The question now is whether the British breakup plan will provide a template for zombie banks in the U.S. and all of the other countries where banking systems were rescued by taxpayers. So far, U.S. President Barack Obama’s administration has dithered. Maybe the U.K.’s action will prompt the U.S. to stop mollycoddling Wall Street and start protecting consumers and taxpayers instead.
The two big U.K. banks that ran into trouble—Royal Bank of Scotland Group Plc and Lloyds Banking Group Plc—were promised another round of handouts from the government. RBS will get 25.5 billion pounds ($41.8 billion) of capital. That takes the total it has received to more than £45 billion and wins it the dubious honor of being the most expensive bank rescue in the world. Meanwhile, the government will finance about a quarter of Lloyds’s £21 billion of fundraising.

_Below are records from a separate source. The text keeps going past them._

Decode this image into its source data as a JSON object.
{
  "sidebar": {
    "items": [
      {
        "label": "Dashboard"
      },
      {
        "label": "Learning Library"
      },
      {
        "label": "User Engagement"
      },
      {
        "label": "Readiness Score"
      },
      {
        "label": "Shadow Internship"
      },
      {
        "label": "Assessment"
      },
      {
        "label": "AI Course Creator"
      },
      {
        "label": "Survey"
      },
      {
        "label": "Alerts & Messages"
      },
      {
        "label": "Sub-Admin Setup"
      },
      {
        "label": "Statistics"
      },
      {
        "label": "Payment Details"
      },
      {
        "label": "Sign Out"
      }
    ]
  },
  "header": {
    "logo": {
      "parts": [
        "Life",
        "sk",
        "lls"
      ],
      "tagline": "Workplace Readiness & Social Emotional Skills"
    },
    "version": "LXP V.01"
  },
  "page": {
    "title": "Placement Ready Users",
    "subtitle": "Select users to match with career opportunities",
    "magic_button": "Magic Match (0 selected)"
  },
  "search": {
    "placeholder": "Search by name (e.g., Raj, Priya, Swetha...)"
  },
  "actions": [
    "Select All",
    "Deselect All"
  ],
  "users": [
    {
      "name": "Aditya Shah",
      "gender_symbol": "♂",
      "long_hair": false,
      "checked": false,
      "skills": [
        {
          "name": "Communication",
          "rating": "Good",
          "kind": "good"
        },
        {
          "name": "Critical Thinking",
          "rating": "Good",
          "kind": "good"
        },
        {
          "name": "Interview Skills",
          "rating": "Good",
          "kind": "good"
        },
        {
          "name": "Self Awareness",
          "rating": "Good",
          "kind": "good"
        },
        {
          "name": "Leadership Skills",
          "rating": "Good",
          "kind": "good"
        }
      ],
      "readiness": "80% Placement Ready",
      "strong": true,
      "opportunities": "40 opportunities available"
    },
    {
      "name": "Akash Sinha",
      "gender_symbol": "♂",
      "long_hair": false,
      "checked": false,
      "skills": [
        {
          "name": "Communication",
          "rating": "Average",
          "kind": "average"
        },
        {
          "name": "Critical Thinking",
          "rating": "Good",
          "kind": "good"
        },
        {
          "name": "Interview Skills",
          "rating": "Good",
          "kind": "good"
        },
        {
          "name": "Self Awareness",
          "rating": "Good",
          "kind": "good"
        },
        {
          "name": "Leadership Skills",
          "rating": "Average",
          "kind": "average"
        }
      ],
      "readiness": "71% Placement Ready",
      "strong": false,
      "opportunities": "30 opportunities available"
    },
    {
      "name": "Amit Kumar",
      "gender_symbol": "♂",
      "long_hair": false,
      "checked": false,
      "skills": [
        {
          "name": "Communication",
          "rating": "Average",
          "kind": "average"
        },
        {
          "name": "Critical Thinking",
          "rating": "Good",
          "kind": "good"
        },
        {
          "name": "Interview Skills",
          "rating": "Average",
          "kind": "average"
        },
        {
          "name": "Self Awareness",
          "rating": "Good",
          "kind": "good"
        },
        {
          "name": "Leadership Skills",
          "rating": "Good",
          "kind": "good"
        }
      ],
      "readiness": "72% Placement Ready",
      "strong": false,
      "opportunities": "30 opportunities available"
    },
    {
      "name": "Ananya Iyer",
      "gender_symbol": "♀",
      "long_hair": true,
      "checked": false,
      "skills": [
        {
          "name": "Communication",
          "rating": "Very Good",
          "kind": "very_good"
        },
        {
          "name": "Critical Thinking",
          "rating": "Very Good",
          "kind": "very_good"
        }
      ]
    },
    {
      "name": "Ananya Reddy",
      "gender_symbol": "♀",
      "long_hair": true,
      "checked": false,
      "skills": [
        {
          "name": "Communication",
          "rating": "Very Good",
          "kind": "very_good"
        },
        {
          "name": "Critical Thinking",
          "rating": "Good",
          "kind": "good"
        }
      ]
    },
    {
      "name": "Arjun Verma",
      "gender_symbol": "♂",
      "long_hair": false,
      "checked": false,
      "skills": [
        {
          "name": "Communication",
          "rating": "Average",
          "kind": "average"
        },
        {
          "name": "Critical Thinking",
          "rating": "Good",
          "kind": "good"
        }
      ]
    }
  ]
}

This time, though, it wasn’t a free lunch for the bankers. Both will be forced to sell a chunk of their assets. Lloyds will have to get rid of its Cheltenham & Gloucester accounts, while RBS must dispose of its own branches in England and Wales as well as its NatWest ones in Scotland. In effect, at least three new retail banks will be created in the U.K.